She started to think about public health—an issue that had interested her since her dad’s White House years. She went to Columbia University, quietly earning a master’s degree while keeping her day job at Avenue Capital. “I was working full-time and going to school at night and on the weekends. It was just crazy,” she says. “At one point a month had gone by, and Marc—my then boyfriend, now husband—and I hadn’t gone out on a date. I was like, I don’t want to be this person. I want to be a person who cares where she’s investing her time and energy. And I want to be a good wife, daughter, and friend.”

Chelsea took this conundrum to her grandmother and oracle, Dorothy, Hillary’s mother. “She had strong ideas about what I should do with the opportunities I had been given. I realized that as much as I tried not to care about the things my parents cared about, I did care about them,” she says. “Which was frustrating, in some ways. My grandmother, in her wizened way, just said, ‘Yes, I’ve been waiting for you to come to this realization.’”
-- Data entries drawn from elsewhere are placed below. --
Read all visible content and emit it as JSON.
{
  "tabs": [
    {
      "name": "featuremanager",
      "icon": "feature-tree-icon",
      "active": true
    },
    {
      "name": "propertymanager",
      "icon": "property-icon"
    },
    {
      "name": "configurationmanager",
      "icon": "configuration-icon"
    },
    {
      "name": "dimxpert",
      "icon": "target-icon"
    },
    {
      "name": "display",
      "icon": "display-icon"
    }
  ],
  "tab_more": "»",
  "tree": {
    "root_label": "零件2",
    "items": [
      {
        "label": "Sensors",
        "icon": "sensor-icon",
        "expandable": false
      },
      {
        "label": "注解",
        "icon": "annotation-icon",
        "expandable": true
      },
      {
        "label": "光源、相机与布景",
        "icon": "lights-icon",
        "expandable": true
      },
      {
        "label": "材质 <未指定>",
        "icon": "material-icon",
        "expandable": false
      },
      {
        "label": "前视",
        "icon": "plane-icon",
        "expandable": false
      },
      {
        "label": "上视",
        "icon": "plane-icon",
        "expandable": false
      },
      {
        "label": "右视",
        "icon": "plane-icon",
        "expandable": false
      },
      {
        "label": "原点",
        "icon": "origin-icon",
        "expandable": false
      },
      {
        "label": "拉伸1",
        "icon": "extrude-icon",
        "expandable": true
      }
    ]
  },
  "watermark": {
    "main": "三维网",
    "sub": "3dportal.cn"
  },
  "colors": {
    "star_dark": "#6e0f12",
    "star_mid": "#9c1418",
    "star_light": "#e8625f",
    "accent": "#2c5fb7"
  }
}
Chelsea tried to leave her job, “but my bosses asked me to stay and I just said, ‘Oh, I’ll—totally. I’ll stay.’ I think a lot of women struggle with this. Marc came home and was like, ‘So, did you quit?’ I said, ‘Well, I agreed to work part-time.’ And he just said, ‘What’s wrong with you? If you were a man, you would have quit.’ And that’s probably true.” But in November 2011, Dorothy died—and the loss cast a veil of grief over every aspect of Chelsea’s life. “It was such a fundamentally unmooring event for me,” recalls Chelsea. “I’ve never been so lost as I was when she passed.” Chelsea and Marc had been married a little more than a year; the loss pushed them to examine what they wanted their lives to be about. “We sat down and said, ‘Here’s what we want to do.’ The first thing on the list was simple: We want, God willing, to start a family. So we decided we were going to make 2014 the Year of the Baby. And please,” Chelsea pleads, “call my mother and tell her that. She asks us about it every single day.” Next on the list? “Work really, really hard, and in a way that makes an impact,” says Chelsea. “I was ready to answer that calling and be the person my grandmother had always known I was.”

By then the foundation had more than 1,400 employees and volunteers in 40 countries. Chelsea had held a board position since 2011 and routinely offered advice (“often unsolicited,” she admits), but she took her time signing on the dotted line, first taking a gig as a special correspondent at NBC. She also considered other nonprofits: “I looked for a place where I could be more effective, but there wasn’t one,” she says. Then her mother’s tenure as secretary of state came to an end, and Hillary made a home at the foundation as well. Just like that it was a family affair. (When I mentioned to Chelsea that the tfoundation would make a great launching pad for a 2016 Hillary Clinton presidential bid, she politely replied, “I’ll support my mother in whatever she does. Always.”)